But despite that settlement, Affinion/Trilegiant/Great Fun (and probably most of the others) are still at it.
As I investigated the “rebate” on the CheapoAir email, I clicked on the link in the email, and got this page:
including an audible message that said: “Call now to claim your $50.00 rebate. Billing terms and conditions apply!”
Calling the number got me an accented representative somewhere in the world who offered to double the rebate to $100.00: $50 for this reservation and $50 on a future reservation, just for trying Great Fun. She continued with a sales pitch for the cash-back rewards and discount program, which I could try for 30 days for only $1.00, and unless I call to cancel I would continue to be billed only $16.99 per month which i could cancel at any time, and all I had to do was give up my credit card number.
Given that there are currently 734 complaints about Trilegiant over at Consumer Affairs, I think I’ll pass on this most tempting offer; the most recent complaint from taresa in Arizona reads:
I wish there were consequences for these types of Piggy back companies. Allegiant Airlines you should be ashamed of yourself for offering unethical products like this associated with your website. When purchasing Allegiant Airline tickets to attend a funeral back in August, a $50 rebate was offered in return for a free one-month trial of traveler’s advantage. It was simple. Try it for thirty days and cancel if you want and still get the rebate. I got $100 rebate and then added to my calendar the cancelation date of 30 days. I cancelled and went the entire next month without being charged. Then a mysterious $16.99 charge showed up from a company called Shoppers Advantage on my credit card bill. I called and was told that I signed up when I signed up with Allegiant Airlines Travelers advantage. NO I DID NOT. When I asked for a refund I was denied. I guess they are getting their rebate money back from unknowing customers. Oh and by the way the representative I talked to was in the Philippines.
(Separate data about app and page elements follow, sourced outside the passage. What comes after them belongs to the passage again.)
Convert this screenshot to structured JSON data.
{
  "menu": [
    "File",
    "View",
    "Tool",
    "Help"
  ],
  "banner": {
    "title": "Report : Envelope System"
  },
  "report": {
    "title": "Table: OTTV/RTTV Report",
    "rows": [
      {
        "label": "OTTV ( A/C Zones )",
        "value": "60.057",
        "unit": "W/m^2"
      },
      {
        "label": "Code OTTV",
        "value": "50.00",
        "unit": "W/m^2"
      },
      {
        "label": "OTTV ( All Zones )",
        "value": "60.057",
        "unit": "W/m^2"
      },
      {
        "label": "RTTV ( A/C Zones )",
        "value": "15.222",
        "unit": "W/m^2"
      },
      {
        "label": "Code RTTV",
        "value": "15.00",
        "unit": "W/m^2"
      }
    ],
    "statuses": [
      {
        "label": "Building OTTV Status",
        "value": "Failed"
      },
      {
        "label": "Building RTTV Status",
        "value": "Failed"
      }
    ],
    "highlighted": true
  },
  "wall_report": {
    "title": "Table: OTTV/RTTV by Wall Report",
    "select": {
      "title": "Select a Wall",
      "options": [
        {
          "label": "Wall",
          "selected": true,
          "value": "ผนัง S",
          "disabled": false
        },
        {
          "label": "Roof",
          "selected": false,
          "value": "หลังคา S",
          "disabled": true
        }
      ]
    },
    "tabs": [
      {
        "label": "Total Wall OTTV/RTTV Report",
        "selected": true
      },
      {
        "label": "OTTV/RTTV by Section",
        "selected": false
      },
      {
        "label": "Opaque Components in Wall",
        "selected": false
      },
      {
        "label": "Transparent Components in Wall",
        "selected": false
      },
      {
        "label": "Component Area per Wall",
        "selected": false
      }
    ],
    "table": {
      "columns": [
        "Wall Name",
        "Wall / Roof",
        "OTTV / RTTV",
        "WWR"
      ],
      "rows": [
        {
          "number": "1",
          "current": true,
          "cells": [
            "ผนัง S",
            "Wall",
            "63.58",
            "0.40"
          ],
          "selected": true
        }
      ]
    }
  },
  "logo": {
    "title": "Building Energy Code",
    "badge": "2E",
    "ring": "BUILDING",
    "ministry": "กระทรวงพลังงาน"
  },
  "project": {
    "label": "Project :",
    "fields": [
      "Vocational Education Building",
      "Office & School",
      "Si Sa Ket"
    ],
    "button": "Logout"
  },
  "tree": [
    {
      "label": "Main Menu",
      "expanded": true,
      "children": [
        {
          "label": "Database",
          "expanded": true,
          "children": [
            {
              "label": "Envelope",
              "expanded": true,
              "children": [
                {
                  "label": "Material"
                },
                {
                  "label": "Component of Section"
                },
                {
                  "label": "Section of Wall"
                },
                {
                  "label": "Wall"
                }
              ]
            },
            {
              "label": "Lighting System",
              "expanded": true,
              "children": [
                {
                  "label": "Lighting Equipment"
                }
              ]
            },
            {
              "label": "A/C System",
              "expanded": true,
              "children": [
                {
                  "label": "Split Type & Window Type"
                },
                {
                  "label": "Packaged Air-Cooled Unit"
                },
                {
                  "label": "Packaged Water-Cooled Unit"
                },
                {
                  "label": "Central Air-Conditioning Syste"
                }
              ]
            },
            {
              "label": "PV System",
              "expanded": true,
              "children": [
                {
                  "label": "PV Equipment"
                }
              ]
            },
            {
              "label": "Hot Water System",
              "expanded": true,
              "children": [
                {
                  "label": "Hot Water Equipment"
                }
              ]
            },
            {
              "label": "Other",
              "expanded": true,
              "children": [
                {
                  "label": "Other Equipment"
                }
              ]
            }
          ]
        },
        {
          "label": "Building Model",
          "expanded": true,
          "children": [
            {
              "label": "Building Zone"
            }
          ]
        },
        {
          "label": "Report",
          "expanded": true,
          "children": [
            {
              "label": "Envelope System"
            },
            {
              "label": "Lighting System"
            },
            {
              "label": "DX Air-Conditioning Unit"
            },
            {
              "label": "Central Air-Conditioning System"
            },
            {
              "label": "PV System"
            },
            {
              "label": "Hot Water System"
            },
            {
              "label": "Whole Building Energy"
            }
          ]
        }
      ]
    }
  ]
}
And the list goes on.
Be very careful out there.
The Old Wolf has spoken.